───── RECORD SET ─────

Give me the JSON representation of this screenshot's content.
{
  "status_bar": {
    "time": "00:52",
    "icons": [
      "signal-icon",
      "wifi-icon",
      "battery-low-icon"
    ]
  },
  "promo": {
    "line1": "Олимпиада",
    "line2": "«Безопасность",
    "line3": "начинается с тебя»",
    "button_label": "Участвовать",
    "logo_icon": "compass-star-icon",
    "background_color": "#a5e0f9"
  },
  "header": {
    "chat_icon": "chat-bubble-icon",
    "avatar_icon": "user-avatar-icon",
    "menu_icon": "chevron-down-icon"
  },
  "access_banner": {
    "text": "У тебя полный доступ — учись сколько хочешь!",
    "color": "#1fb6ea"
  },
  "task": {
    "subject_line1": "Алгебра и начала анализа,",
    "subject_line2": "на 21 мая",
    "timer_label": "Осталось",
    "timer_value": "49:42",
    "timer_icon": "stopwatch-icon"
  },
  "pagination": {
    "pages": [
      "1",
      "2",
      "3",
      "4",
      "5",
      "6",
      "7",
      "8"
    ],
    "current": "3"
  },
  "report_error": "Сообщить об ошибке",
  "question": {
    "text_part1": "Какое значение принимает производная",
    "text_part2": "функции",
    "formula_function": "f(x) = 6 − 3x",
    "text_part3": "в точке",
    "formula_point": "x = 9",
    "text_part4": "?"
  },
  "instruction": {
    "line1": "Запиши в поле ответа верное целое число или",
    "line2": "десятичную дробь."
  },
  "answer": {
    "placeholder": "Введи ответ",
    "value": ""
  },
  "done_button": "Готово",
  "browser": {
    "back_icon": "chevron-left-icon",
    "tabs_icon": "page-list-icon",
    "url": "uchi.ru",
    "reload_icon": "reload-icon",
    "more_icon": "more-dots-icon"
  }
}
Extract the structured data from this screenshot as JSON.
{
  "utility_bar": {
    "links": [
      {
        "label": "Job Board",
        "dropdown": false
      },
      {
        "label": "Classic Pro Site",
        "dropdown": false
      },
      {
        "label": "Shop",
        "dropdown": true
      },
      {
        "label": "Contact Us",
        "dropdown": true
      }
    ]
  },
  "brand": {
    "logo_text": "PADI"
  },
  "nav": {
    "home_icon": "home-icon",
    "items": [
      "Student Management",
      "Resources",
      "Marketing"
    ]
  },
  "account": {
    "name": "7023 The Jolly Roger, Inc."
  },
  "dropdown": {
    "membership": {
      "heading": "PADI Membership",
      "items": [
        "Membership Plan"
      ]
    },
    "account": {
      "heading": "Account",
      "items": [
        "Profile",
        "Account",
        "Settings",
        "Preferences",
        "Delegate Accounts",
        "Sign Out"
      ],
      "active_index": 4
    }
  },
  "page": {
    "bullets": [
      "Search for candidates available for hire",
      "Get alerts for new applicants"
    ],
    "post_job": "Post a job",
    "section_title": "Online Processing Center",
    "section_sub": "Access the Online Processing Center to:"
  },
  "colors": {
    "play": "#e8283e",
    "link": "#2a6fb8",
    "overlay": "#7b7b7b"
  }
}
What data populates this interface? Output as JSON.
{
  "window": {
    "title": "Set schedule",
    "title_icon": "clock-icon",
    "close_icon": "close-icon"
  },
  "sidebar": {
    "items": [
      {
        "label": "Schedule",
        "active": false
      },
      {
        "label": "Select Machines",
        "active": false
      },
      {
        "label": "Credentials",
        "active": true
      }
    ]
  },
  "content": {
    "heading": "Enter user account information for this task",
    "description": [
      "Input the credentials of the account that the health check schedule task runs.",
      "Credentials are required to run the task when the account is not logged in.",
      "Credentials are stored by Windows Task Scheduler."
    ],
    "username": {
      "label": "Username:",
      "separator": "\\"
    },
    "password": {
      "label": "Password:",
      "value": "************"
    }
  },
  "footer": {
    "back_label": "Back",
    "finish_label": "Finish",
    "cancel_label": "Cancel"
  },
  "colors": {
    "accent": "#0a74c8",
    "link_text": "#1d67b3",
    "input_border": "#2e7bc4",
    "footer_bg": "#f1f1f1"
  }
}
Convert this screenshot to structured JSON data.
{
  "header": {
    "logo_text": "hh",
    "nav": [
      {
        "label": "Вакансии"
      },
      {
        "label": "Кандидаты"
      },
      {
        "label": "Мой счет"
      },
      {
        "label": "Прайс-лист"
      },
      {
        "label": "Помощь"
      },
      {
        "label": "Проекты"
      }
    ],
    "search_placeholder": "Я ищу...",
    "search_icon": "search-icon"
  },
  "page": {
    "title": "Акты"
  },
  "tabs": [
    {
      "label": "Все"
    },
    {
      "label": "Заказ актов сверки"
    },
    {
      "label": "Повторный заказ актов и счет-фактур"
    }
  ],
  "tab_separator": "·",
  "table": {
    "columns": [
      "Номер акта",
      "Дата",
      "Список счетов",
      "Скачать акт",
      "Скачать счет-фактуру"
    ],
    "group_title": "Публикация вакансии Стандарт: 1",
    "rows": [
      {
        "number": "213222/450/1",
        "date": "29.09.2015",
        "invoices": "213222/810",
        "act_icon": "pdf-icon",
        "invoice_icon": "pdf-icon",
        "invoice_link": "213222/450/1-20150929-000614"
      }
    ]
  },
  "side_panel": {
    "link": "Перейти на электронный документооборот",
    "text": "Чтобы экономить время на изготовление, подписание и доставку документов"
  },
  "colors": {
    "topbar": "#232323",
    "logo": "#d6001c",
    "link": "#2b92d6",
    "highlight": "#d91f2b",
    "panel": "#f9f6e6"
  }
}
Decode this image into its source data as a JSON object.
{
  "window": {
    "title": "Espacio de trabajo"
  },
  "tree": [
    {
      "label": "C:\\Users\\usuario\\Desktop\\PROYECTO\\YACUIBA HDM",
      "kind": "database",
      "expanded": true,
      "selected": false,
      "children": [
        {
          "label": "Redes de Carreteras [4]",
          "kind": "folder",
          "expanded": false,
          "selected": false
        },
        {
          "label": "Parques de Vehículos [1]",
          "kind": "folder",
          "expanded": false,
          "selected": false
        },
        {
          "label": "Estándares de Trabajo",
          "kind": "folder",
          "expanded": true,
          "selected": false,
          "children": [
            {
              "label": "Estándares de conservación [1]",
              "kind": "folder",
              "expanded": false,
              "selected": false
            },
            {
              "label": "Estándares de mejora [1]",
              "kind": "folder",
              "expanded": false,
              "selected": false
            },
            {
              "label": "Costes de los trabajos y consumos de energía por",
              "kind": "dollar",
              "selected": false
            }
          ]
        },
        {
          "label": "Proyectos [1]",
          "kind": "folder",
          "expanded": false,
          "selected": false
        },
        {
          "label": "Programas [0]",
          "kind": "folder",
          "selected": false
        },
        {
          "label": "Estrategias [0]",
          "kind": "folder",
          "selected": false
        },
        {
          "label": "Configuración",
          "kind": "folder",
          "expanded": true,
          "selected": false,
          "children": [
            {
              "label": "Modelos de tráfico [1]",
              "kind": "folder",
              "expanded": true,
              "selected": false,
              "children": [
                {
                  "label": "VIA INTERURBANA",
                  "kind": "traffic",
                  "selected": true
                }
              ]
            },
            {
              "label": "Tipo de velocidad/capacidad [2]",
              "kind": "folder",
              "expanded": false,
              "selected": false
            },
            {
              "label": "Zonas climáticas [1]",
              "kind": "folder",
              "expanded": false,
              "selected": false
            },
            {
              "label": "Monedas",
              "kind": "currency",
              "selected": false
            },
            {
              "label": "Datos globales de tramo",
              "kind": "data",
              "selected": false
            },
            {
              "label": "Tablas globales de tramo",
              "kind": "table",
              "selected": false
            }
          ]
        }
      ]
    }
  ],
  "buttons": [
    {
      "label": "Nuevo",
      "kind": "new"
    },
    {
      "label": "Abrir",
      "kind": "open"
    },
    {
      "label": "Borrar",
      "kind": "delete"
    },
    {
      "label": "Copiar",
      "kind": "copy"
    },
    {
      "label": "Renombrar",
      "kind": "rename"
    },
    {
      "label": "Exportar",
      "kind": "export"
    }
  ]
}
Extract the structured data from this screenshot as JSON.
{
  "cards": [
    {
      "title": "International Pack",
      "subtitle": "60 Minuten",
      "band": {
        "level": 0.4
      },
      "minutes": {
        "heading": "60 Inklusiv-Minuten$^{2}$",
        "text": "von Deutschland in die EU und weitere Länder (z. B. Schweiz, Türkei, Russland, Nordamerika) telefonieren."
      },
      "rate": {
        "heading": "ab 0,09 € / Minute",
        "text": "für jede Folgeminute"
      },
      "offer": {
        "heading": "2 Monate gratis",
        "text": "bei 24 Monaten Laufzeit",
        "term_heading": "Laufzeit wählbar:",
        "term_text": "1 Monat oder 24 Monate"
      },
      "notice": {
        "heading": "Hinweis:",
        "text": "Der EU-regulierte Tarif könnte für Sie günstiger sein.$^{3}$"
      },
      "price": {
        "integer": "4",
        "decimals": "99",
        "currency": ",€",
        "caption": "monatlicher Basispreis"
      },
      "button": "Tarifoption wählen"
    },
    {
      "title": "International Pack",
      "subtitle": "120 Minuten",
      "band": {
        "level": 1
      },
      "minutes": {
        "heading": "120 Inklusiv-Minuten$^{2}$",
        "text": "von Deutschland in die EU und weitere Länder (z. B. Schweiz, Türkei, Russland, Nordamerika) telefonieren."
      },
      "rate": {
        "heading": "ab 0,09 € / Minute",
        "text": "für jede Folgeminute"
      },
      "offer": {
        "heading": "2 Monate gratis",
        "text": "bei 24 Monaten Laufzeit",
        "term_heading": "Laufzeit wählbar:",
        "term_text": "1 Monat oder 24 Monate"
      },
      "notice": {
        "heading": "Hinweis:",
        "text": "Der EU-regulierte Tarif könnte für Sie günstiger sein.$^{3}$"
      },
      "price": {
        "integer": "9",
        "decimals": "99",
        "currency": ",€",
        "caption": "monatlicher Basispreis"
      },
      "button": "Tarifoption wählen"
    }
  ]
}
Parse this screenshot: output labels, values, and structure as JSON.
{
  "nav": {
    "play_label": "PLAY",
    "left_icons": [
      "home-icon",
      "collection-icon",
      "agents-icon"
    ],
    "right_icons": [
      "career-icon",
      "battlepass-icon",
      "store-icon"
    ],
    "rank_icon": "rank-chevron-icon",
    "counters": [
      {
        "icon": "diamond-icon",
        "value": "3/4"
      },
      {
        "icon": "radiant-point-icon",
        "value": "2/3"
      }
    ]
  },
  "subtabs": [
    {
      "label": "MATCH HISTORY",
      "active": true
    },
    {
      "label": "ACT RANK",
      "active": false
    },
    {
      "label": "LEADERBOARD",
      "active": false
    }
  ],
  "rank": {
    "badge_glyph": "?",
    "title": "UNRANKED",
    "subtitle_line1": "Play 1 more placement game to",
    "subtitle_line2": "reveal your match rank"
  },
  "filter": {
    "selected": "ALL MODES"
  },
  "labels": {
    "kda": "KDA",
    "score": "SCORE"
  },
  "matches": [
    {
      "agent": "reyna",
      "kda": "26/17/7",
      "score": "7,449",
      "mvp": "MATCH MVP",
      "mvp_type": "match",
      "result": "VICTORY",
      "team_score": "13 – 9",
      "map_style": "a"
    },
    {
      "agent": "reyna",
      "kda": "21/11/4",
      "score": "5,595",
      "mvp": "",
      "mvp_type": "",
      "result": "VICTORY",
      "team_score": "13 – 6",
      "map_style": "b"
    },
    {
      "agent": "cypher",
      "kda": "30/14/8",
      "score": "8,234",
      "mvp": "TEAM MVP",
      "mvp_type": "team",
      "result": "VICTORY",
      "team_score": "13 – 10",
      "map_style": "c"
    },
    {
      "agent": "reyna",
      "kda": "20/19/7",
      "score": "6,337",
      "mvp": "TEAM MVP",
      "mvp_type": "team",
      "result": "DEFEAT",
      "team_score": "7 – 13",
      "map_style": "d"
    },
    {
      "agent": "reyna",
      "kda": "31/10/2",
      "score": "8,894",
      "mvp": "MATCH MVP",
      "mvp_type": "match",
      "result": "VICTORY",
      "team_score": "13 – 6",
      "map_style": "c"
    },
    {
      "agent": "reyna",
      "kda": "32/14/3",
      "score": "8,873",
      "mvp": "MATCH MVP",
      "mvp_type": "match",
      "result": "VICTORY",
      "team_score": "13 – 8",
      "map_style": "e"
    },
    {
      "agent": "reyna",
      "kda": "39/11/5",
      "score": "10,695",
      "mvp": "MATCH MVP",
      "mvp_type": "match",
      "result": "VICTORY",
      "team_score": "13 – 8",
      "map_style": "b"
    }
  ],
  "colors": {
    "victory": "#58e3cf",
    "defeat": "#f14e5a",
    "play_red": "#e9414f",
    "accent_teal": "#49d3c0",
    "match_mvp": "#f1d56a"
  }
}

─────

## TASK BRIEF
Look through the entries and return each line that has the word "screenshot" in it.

## ANSWER TO THIS TASK
Give me the JSON representation of this screenshot's content.
Extract the structured data from this screenshot as JSON.
Convert this screenshot to structured JSON data.
Extract the structured data from this screenshot as JSON.
Parse this screenshot: output labels, values, and structure as JSON.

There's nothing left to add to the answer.